BEGIN Provided data

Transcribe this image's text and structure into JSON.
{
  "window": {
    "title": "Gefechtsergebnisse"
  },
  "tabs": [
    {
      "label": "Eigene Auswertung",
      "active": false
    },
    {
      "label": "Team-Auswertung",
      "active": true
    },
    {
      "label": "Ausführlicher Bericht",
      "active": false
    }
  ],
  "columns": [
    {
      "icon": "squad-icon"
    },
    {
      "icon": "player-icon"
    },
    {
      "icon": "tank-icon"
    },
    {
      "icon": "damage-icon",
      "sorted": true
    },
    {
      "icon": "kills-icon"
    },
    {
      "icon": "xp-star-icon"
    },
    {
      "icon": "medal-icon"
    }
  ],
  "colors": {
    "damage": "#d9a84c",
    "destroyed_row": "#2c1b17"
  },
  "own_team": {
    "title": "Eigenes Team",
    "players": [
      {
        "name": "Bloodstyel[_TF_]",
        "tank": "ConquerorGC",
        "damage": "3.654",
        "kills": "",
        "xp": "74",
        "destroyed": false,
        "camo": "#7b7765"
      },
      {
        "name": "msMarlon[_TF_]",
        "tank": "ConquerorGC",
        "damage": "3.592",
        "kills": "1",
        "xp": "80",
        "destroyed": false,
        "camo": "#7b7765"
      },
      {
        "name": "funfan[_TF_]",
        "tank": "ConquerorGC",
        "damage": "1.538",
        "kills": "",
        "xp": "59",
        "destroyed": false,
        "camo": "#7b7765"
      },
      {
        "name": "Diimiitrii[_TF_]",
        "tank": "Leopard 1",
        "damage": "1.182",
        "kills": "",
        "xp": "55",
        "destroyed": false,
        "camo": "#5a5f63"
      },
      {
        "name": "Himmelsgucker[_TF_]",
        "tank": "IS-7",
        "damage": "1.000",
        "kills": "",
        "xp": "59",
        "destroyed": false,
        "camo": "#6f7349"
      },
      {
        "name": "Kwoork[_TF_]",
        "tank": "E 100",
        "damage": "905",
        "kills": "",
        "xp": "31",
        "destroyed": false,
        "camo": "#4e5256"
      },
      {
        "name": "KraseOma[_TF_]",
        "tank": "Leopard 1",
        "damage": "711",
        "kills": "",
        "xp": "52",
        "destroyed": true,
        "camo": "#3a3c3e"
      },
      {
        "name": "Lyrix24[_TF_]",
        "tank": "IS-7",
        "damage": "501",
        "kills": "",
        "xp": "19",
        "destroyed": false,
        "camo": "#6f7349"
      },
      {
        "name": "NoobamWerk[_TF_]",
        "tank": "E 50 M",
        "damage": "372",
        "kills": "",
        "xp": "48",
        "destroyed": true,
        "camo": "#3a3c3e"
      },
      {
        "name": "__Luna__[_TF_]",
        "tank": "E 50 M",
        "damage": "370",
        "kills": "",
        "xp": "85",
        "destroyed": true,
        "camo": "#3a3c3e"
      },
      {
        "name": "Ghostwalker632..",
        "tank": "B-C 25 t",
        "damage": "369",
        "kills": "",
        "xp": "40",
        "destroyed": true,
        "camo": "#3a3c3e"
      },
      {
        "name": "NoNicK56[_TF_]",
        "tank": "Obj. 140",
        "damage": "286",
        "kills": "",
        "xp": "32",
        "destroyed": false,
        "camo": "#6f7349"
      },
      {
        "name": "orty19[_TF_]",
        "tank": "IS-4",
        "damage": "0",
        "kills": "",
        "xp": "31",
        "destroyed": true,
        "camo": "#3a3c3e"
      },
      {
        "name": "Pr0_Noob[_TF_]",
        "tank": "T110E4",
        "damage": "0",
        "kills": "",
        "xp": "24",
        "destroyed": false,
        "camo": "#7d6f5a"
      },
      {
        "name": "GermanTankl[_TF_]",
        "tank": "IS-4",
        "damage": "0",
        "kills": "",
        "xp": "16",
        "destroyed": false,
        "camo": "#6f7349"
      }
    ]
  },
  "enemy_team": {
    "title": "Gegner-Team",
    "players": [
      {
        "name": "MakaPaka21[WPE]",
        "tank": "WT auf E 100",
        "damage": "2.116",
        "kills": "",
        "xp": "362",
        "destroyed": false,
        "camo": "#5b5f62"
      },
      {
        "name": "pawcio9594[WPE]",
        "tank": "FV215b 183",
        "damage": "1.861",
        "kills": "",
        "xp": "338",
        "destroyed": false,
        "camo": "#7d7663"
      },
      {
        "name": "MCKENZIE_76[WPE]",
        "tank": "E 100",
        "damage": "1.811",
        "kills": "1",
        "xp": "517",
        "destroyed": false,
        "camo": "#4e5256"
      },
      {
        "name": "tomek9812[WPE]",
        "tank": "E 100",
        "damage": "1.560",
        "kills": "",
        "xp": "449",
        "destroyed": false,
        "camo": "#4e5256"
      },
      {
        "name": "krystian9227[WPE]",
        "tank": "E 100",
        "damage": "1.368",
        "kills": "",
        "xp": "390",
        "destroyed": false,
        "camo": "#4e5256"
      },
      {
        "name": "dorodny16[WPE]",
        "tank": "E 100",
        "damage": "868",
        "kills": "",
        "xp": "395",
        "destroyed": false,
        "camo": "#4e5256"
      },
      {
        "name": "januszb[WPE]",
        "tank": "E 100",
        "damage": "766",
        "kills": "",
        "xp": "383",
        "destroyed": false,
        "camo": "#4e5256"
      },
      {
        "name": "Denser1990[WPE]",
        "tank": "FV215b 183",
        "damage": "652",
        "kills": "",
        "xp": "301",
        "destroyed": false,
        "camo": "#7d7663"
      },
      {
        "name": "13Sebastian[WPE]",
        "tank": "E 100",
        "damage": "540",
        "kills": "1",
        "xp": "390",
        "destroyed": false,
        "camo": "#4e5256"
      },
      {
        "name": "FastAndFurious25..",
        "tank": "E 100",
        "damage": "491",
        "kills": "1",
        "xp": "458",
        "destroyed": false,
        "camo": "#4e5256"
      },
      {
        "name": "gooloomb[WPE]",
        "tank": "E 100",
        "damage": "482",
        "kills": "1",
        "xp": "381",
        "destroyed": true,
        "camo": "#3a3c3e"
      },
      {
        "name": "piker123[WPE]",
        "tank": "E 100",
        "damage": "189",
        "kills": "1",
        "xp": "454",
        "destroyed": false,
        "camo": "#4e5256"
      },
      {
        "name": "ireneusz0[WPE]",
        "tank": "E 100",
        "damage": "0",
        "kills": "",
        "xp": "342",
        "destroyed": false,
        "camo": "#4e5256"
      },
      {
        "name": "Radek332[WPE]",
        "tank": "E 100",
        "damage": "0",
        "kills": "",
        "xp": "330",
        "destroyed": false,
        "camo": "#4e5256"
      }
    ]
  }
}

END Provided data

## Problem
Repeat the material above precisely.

## Response box
Transcribe this image's text and structure into JSON.
{
  "window": {
    "title": "Gefechtsergebnisse"
  },
  "tabs": [
    {
      "label": "Eigene Auswertung",
      "active": false
    },
    {
      "label": "Team-Auswertung",
      "active": true
    },
    {
      "label": "Ausführlicher Bericht",
      "active": false
    }
  ],
  "columns": [
    {
      "icon": "squad-icon"
    },
    {
      "icon": "player-icon"
    },
    {
      "icon": "tank-icon"
    },
    {
      "icon": "damage-icon",
      "sorted": true
    },
    {
      "icon": "kills-icon"
    },
    {
      "icon": "xp-star-icon"
    },
    {
      "icon": "medal-icon"
    }
  ],
  "colors": {
    "damage": "#d9a84c",
    "destroyed_row": "#2c1b17"
  },
  "own_team": {
    "title": "Eigenes Team",
    "players": [
      {
        "name": "Bloodstyel[_TF_]",
        "tank": "ConquerorGC",
        "damage": "3.654",
        "kills": "",
        "xp": "74",
        "destroyed": false,
        "camo": "#7b7765"
      },
      {
        "name": "msMarlon[_TF_]",
        "tank": "ConquerorGC",
        "damage": "3.592",
        "kills": "1",
        "xp": "80",
        "destroyed": false,
        "camo": "#7b7765"
      },
      {
        "name": "funfan[_TF_]",
        "tank": "ConquerorGC",
        "damage": "1.538",
        "kills": "",
        "xp": "59",
        "destroyed": false,
        "camo": "#7b7765"
      },
      {
        "name": "Diimiitrii[_TF_]",
        "tank": "Leopard 1",
        "damage": "1.182",
        "kills": "",
        "xp": "55",
        "destroyed": false,
        "camo": "#5a5f63"
      },
      {
        "name": "Himmelsgucker[_TF_]",
        "tank": "IS-7",
        "damage": "1.000",
        "kills": "",
        "xp": "59",
        "destroyed": false,
        "camo": "#6f7349"
      },
      {
        "name": "Kwoork[_TF_]",
        "tank": "E 100",
        "damage": "905",
        "kills": "",
        "xp": "31",
        "destroyed": false,
        "camo": "#4e5256"
      },
      {
        "name": "KraseOma[_TF_]",
        "tank": "Leopard 1",
        "damage": "711",
        "kills": "",
        "xp": "52",
        "destroyed": true,
        "camo": "#3a3c3e"
      },
      {
        "name": "Lyrix24[_TF_]",
        "tank": "IS-7",
        "damage": "501",
        "kills": "",
        "xp": "19",
        "destroyed": false,
        "camo": "#6f7349"
      },
      {
        "name": "NoobamWerk[_TF_]",
        "tank": "E 50 M",
        "damage": "372",
        "kills": "",
        "xp": "48",
        "destroyed": true,
        "camo": "#3a3c3e"
      },
      {
        "name": "__Luna__[_TF_]",
        "tank": "E 50 M",
        "damage": "370",
        "kills": "",
        "xp": "85",
        "destroyed": true,
        "camo": "#3a3c3e"
      },
      {
        "name": "Ghostwalker632..",
        "tank": "B-C 25 t",
        "damage": "369",
        "kills": "",
        "xp": "40",
        "destroyed": true,
        "camo": "#3a3c3e"
      },
      {
        "name": "NoNicK56[_TF_]",
        "tank": "Obj. 140",
        "damage": "286",
        "kills": "",
        "xp": "32",
        "destroyed": false,
        "camo": "#6f7349"
      },
      {
        "name": "orty19[_TF_]",
        "tank": "IS-4",
        "damage": "0",
        "kills": "",
        "xp": "31",
        "destroyed": true,
        "camo": "#3a3c3e"
      },
      {
        "name": "Pr0_Noob[_TF_]",
        "tank": "T110E4",
        "damage": "0",
        "kills": "",
        "xp": "24",
        "destroyed": false,
        "camo": "#7d6f5a"
      },
      {
        "name": "GermanTankl[_TF_]",
        "tank": "IS-4",
        "damage": "0",
        "kills": "",
        "xp": "16",
        "destroyed": false,
        "camo": "#6f7349"
      }
    ]
  },
  "enemy_team": {
    "title": "Gegner-Team",
    "players": [
      {
        "name": "MakaPaka21[WPE]",
        "tank": "WT auf E 100",
        "damage": "2.116",
        "kills": "",
        "xp": "362",
        "destroyed": false,
        "camo": "#5b5f62"
      },
      {
        "name": "pawcio9594[WPE]",
        "tank": "FV215b 183",
        "damage": "1.861",
        "kills": "",
        "xp": "338",
        "destroyed": false,
        "camo": "#7d7663"
      },
      {
        "name": "MCKENZIE_76[WPE]",
        "tank": "E 100",
        "damage": "1.811",
        "kills": "1",
        "xp": "517",
        "destroyed": false,
        "camo": "#4e5256"
      },
      {
        "name": "tomek9812[WPE]",
        "tank": "E 100",
        "damage": "1.560",
        "kills": "",
        "xp": "449",
        "destroyed": false,
        "camo": "#4e5256"
      },
      {
        "name": "krystian9227[WPE]",
        "tank": "E 100",
        "damage": "1.368",
        "kills": "",
        "xp": "390",
        "destroyed": false,
        "camo": "#4e5256"
      },
      {
        "name": "dorodny16[WPE]",
        "tank": "E 100",
        "damage": "868",
        "kills": "",
        "xp": "395",
        "destroyed": false,
        "camo": "#4e5256"
      },
      {
        "name": "januszb[WPE]",
        "tank": "E 100",
        "damage": "766",
        "kills": "",
        "xp": "383",
        "destroyed": false,
        "camo": "#4e5256"
      },
      {
        "name": "Denser1990[WPE]",
        "tank": "FV215b 183",
        "damage": "652",
        "kills": "",
        "xp": "301",
        "destroyed": false,
        "camo": "#7d7663"
      },
      {
        "name": "13Sebastian[WPE]",
        "tank": "E 100",
        "damage": "540",
        "kills": "1",
        "xp": "390",
        "destroyed": false,
        "camo": "#4e5256"
      },
      {
        "name": "FastAndFurious25..",
        "tank": "E 100",
        "damage": "491",
        "kills": "1",
        "xp": "458",
        "destroyed": false,
        "camo": "#4e5256"
      },
      {
        "name": "gooloomb[WPE]",
        "tank": "E 100",
        "damage": "482",
        "kills": "1",
        "xp": "381",
        "destroyed": true,
        "camo": "#3a3c3e"
      },
      {
        "name": "piker123[WPE]",
        "tank": "E 100",
        "damage": "189",
        "kills": "1",
        "xp": "454",
        "destroyed": false,
        "camo": "#4e5256"
      },
      {
        "name": "ireneusz0[WPE]",
        "tank": "E 100",
        "damage": "0",
        "kills": "",
        "xp": "342",
        "destroyed": false,
        "camo": "#4e5256"
      },
      {
        "name": "Radek332[WPE]",
        "tank": "E 100",
        "damage": "0",
        "kills": "",
        "xp": "330",
        "destroyed": false,
        "camo": "#4e5256"
      }
    ]
  }
}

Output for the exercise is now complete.